Check every line of the entries below for "name", and copy the lines that have it.

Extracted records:
<<<<

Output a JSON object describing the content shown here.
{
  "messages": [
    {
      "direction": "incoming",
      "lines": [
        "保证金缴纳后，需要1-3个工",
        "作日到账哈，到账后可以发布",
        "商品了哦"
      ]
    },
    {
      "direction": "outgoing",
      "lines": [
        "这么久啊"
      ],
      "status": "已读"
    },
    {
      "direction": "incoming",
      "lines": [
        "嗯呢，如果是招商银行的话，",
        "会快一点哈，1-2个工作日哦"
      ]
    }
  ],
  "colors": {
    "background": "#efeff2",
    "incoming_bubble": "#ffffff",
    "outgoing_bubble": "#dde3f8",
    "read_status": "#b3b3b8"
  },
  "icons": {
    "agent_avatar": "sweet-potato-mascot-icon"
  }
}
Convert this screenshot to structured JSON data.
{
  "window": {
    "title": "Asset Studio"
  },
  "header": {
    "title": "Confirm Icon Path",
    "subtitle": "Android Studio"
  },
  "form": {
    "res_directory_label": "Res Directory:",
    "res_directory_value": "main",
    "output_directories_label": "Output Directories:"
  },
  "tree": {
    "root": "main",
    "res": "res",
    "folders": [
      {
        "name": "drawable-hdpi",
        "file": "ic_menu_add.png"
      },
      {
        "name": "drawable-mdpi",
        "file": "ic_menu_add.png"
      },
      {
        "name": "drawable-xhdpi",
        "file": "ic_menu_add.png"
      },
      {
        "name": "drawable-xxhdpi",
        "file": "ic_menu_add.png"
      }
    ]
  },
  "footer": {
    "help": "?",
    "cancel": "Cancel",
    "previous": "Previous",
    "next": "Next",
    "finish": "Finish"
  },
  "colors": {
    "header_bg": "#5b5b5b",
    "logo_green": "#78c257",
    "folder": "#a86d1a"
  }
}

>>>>

> _Task answer_
        "name": "drawable-hdpi",
        "name": "drawable-mdpi",
        "name": "drawable-xhdpi",
        "name": "drawable-xxhdpi",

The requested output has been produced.